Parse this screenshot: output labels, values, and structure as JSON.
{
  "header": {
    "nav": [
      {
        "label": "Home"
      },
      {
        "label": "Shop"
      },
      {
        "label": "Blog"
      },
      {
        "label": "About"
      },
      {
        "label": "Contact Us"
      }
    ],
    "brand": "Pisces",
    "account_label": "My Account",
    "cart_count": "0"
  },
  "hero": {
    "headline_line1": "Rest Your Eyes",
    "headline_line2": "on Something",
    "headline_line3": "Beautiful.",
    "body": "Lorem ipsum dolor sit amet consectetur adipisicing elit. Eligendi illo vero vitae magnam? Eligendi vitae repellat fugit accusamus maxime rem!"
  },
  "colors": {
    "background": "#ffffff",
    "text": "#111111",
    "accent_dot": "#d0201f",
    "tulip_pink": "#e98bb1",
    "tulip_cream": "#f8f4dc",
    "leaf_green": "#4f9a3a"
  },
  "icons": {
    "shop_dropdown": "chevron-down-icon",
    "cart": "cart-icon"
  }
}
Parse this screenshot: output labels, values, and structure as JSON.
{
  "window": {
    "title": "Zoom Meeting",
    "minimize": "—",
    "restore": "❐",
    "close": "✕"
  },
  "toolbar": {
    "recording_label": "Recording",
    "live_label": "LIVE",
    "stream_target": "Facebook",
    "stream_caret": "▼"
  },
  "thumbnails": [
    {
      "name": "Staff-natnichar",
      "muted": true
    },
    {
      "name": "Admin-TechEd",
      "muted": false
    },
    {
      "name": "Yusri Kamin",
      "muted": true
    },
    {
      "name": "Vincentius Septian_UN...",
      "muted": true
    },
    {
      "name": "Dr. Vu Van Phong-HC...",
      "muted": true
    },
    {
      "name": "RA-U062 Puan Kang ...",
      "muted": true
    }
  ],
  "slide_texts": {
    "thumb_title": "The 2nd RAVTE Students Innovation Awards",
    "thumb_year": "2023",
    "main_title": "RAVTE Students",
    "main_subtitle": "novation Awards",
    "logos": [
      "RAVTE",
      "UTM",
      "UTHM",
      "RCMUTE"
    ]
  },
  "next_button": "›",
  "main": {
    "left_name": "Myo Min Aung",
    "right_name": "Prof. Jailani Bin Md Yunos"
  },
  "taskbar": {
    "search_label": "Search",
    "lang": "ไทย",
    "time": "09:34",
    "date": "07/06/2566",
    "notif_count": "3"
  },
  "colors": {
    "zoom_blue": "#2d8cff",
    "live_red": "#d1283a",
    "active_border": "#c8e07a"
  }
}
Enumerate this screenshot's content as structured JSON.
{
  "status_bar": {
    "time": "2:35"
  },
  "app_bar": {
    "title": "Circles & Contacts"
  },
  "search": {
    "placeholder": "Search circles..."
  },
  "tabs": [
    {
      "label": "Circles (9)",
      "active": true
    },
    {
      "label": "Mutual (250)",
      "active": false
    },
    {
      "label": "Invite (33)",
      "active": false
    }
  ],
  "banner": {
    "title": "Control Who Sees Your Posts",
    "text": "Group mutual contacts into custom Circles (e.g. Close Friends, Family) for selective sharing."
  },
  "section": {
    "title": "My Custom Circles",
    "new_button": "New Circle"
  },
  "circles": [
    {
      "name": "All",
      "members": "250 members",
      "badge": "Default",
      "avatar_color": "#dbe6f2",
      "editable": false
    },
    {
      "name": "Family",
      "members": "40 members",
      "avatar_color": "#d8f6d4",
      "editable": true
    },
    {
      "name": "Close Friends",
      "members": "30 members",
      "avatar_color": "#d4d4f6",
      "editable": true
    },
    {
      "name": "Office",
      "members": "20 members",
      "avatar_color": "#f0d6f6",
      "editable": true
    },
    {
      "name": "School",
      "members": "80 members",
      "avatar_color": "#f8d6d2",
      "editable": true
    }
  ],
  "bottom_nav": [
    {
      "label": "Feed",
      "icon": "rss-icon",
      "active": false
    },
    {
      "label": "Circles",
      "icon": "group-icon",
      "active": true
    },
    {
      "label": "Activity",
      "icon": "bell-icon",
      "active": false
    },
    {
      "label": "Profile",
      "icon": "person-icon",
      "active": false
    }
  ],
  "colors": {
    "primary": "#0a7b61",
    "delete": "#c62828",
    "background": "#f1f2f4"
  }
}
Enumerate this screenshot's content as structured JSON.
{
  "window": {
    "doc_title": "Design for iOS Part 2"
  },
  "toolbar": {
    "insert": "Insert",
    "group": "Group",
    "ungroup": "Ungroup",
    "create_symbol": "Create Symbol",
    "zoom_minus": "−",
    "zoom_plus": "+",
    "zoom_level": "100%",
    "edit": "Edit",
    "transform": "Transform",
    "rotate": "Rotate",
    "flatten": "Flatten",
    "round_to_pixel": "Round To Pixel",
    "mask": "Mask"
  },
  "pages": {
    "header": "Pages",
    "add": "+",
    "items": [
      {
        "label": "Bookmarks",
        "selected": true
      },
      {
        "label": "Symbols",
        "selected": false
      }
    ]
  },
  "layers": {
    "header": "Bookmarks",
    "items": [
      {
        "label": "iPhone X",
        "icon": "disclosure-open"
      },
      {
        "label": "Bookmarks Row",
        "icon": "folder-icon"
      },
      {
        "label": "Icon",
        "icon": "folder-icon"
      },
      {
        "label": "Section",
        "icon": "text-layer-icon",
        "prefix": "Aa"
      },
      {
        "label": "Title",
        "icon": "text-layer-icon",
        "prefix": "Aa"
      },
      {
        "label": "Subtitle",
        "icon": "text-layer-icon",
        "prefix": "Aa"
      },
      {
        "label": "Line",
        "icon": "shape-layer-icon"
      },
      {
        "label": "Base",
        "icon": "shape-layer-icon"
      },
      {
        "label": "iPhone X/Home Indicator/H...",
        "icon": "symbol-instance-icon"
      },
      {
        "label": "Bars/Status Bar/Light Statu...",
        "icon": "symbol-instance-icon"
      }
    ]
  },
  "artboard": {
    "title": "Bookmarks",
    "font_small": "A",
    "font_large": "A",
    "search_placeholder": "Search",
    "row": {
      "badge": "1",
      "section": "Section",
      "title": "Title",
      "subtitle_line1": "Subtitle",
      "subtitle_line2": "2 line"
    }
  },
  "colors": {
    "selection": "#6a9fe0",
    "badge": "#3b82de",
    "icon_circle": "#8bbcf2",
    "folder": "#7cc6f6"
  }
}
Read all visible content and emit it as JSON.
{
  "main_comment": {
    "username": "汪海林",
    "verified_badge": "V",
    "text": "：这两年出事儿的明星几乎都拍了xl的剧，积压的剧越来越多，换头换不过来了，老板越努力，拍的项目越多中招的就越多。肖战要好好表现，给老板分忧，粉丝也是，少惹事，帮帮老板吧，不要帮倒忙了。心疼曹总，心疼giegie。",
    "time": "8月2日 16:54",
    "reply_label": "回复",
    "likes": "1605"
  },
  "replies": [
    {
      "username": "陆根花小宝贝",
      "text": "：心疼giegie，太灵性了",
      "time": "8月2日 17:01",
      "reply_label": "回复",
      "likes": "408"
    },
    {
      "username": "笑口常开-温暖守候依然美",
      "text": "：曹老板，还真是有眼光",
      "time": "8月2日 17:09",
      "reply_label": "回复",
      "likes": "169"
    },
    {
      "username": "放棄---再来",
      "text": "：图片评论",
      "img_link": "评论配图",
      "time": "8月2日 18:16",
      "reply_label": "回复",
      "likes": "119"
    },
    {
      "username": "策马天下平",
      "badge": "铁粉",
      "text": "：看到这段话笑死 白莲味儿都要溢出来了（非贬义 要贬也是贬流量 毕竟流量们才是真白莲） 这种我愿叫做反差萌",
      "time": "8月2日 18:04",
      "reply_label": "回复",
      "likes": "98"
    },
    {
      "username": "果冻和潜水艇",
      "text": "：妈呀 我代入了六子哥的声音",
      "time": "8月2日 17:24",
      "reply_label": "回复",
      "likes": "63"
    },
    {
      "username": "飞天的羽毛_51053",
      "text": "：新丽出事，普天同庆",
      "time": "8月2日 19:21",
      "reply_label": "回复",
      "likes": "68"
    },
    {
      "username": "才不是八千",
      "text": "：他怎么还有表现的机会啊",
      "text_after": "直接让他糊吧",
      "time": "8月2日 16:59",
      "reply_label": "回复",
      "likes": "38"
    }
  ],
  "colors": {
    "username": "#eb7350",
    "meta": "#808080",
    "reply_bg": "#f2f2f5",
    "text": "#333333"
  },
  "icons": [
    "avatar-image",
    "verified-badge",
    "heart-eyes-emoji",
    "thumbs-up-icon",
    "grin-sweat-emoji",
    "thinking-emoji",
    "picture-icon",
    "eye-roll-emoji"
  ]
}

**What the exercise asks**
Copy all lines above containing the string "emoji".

**Written solution**
    "heart-eyes-emoji",
    "grin-sweat-emoji",
    "thinking-emoji",
    "eye-roll-emoji"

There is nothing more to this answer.